** Provided data follows **

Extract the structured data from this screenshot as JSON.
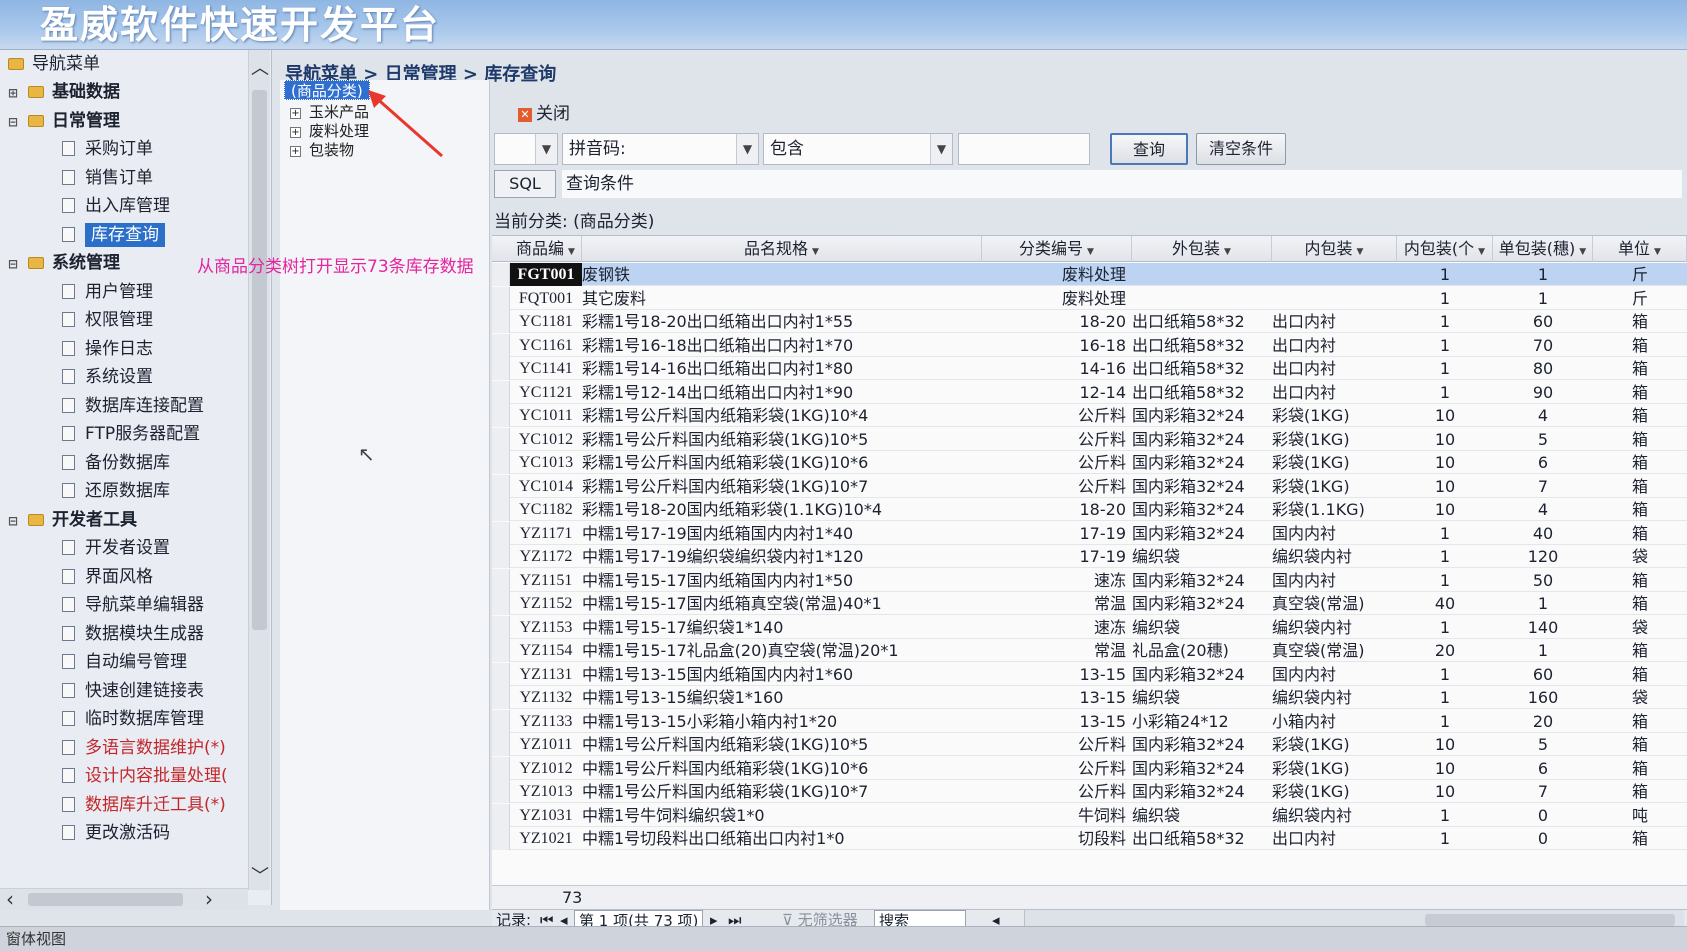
{
  "app_title": "盈威软件快速开发平台",
  "nav": {
    "root_label": "导航菜单",
    "items": [
      {
        "label": "基础数据",
        "type": "group",
        "expander": "⊞"
      },
      {
        "label": "日常管理",
        "type": "group",
        "expander": "⊟"
      },
      {
        "label": "采购订单",
        "type": "leaf"
      },
      {
        "label": "销售订单",
        "type": "leaf"
      },
      {
        "label": "出入库管理",
        "type": "leaf"
      },
      {
        "label": "库存查询",
        "type": "leaf",
        "selected": true
      },
      {
        "label": "系统管理",
        "type": "group",
        "expander": "⊟"
      },
      {
        "label": "用户管理",
        "type": "leaf"
      },
      {
        "label": "权限管理",
        "type": "leaf"
      },
      {
        "label": "操作日志",
        "type": "leaf"
      },
      {
        "label": "系统设置",
        "type": "leaf"
      },
      {
        "label": "数据库连接配置",
        "type": "leaf"
      },
      {
        "label": "FTP服务器配置",
        "type": "leaf"
      },
      {
        "label": "备份数据库",
        "type": "leaf"
      },
      {
        "label": "还原数据库",
        "type": "leaf"
      },
      {
        "label": "开发者工具",
        "type": "group",
        "expander": "⊟"
      },
      {
        "label": "开发者设置",
        "type": "leaf"
      },
      {
        "label": "界面风格",
        "type": "leaf"
      },
      {
        "label": "导航菜单编辑器",
        "type": "leaf"
      },
      {
        "label": "数据模块生成器",
        "type": "leaf"
      },
      {
        "label": "自动编号管理",
        "type": "leaf"
      },
      {
        "label": "快速创建链接表",
        "type": "leaf"
      },
      {
        "label": "临时数据库管理",
        "type": "leaf"
      },
      {
        "label": "多语言数据维护(*)",
        "type": "leaf",
        "red": true
      },
      {
        "label": "设计内容批量处理(",
        "type": "leaf",
        "red": true
      },
      {
        "label": "数据库升迁工具(*)",
        "type": "leaf",
        "red": true
      },
      {
        "label": "更改激活码",
        "type": "leaf"
      }
    ]
  },
  "breadcrumb": "导航菜单 > 日常管理 > 库存查询",
  "tree": {
    "root": "(商品分类)",
    "nodes": [
      "玉米产品",
      "废料处理",
      "包装物"
    ]
  },
  "annotation_text": "从商品分类树打开显示73条库存数据",
  "toolbar": {
    "close_label": "关闭",
    "field_label": "拼音码:",
    "operator_label": "包含",
    "query_value": "",
    "query_button": "查询",
    "clear_button": "清空条件",
    "sql_label": "SQL",
    "condition_label": "查询条件"
  },
  "current_category": "当前分类: (商品分类)",
  "grid": {
    "columns": [
      "商品编",
      "品名规格",
      "分类编号",
      "外包装",
      "内包装",
      "内包装(个",
      "单包装(穗)",
      "单位"
    ],
    "rows": [
      [
        "FGT001",
        "废钢铁",
        "废料处理",
        "",
        "",
        "1",
        "1",
        "斤"
      ],
      [
        "FQT001",
        "其它废料",
        "废料处理",
        "",
        "",
        "1",
        "1",
        "斤"
      ],
      [
        "YC1181",
        "彩糯1号18-20出口纸箱出口内衬1*55",
        "18-20",
        "出口纸箱58*32",
        "出口内衬",
        "1",
        "60",
        "箱"
      ],
      [
        "YC1161",
        "彩糯1号16-18出口纸箱出口内衬1*70",
        "16-18",
        "出口纸箱58*32",
        "出口内衬",
        "1",
        "70",
        "箱"
      ],
      [
        "YC1141",
        "彩糯1号14-16出口纸箱出口内衬1*80",
        "14-16",
        "出口纸箱58*32",
        "出口内衬",
        "1",
        "80",
        "箱"
      ],
      [
        "YC1121",
        "彩糯1号12-14出口纸箱出口内衬1*90",
        "12-14",
        "出口纸箱58*32",
        "出口内衬",
        "1",
        "90",
        "箱"
      ],
      [
        "YC1011",
        "彩糯1号公斤料国内纸箱彩袋(1KG)10*4",
        "公斤料",
        "国内彩箱32*24",
        "彩袋(1KG)",
        "10",
        "4",
        "箱"
      ],
      [
        "YC1012",
        "彩糯1号公斤料国内纸箱彩袋(1KG)10*5",
        "公斤料",
        "国内彩箱32*24",
        "彩袋(1KG)",
        "10",
        "5",
        "箱"
      ],
      [
        "YC1013",
        "彩糯1号公斤料国内纸箱彩袋(1KG)10*6",
        "公斤料",
        "国内彩箱32*24",
        "彩袋(1KG)",
        "10",
        "6",
        "箱"
      ],
      [
        "YC1014",
        "彩糯1号公斤料国内纸箱彩袋(1KG)10*7",
        "公斤料",
        "国内彩箱32*24",
        "彩袋(1KG)",
        "10",
        "7",
        "箱"
      ],
      [
        "YC1182",
        "彩糯1号18-20国内纸箱彩袋(1.1KG)10*4",
        "18-20",
        "国内彩箱32*24",
        "彩袋(1.1KG)",
        "10",
        "4",
        "箱"
      ],
      [
        "YZ1171",
        "中糯1号17-19国内纸箱国内内衬1*40",
        "17-19",
        "国内彩箱32*24",
        "国内内衬",
        "1",
        "40",
        "箱"
      ],
      [
        "YZ1172",
        "中糯1号17-19编织袋编织袋内衬1*120",
        "17-19",
        "编织袋",
        "编织袋内衬",
        "1",
        "120",
        "袋"
      ],
      [
        "YZ1151",
        "中糯1号15-17国内纸箱国内内衬1*50",
        "速冻",
        "国内彩箱32*24",
        "国内内衬",
        "1",
        "50",
        "箱"
      ],
      [
        "YZ1152",
        "中糯1号15-17国内纸箱真空袋(常温)40*1",
        "常温",
        "国内彩箱32*24",
        "真空袋(常温)",
        "40",
        "1",
        "箱"
      ],
      [
        "YZ1153",
        "中糯1号15-17编织袋1*140",
        "速冻",
        "编织袋",
        "编织袋内衬",
        "1",
        "140",
        "袋"
      ],
      [
        "YZ1154",
        "中糯1号15-17礼品盒(20)真空袋(常温)20*1",
        "常温",
        "礼品盒(20穗)",
        "真空袋(常温)",
        "20",
        "1",
        "箱"
      ],
      [
        "YZ1131",
        "中糯1号13-15国内纸箱国内内衬1*60",
        "13-15",
        "国内彩箱32*24",
        "国内内衬",
        "1",
        "60",
        "箱"
      ],
      [
        "YZ1132",
        "中糯1号13-15编织袋1*160",
        "13-15",
        "编织袋",
        "编织袋内衬",
        "1",
        "160",
        "袋"
      ],
      [
        "YZ1133",
        "中糯1号13-15小彩箱小箱内衬1*20",
        "13-15",
        "小彩箱24*12",
        "小箱内衬",
        "1",
        "20",
        "箱"
      ],
      [
        "YZ1011",
        "中糯1号公斤料国内纸箱彩袋(1KG)10*5",
        "公斤料",
        "国内彩箱32*24",
        "彩袋(1KG)",
        "10",
        "5",
        "箱"
      ],
      [
        "YZ1012",
        "中糯1号公斤料国内纸箱彩袋(1KG)10*6",
        "公斤料",
        "国内彩箱32*24",
        "彩袋(1KG)",
        "10",
        "6",
        "箱"
      ],
      [
        "YZ1013",
        "中糯1号公斤料国内纸箱彩袋(1KG)10*7",
        "公斤料",
        "国内彩箱32*24",
        "彩袋(1KG)",
        "10",
        "7",
        "箱"
      ],
      [
        "YZ1031",
        "中糯1号牛饲料编织袋1*0",
        "牛饲料",
        "编织袋",
        "编织袋内衬",
        "1",
        "0",
        "吨"
      ],
      [
        "YZ1021",
        "中糯1号切段料出口纸箱出口内衬1*0",
        "切段料",
        "出口纸箱58*32",
        "出口内衬",
        "1",
        "0",
        "箱"
      ]
    ],
    "record_count": "73"
  },
  "navigator": {
    "record_label": "记录:",
    "page_info": "第 1 项(共 73 项)",
    "no_filter": "无筛选器",
    "search_label": "搜索"
  },
  "status_bar": "窗体视图",
  "colors": {
    "title_banner": "#8fb6e3",
    "selection": "#2b6fc9",
    "annotation": "#e3259f",
    "arrow": "#e8372c"
  }
}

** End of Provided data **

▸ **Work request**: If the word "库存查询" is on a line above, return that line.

▸ **Output for this task**:
        "label": "库存查询",
  "breadcrumb": "导航菜单 > 日常管理 > 库存查询",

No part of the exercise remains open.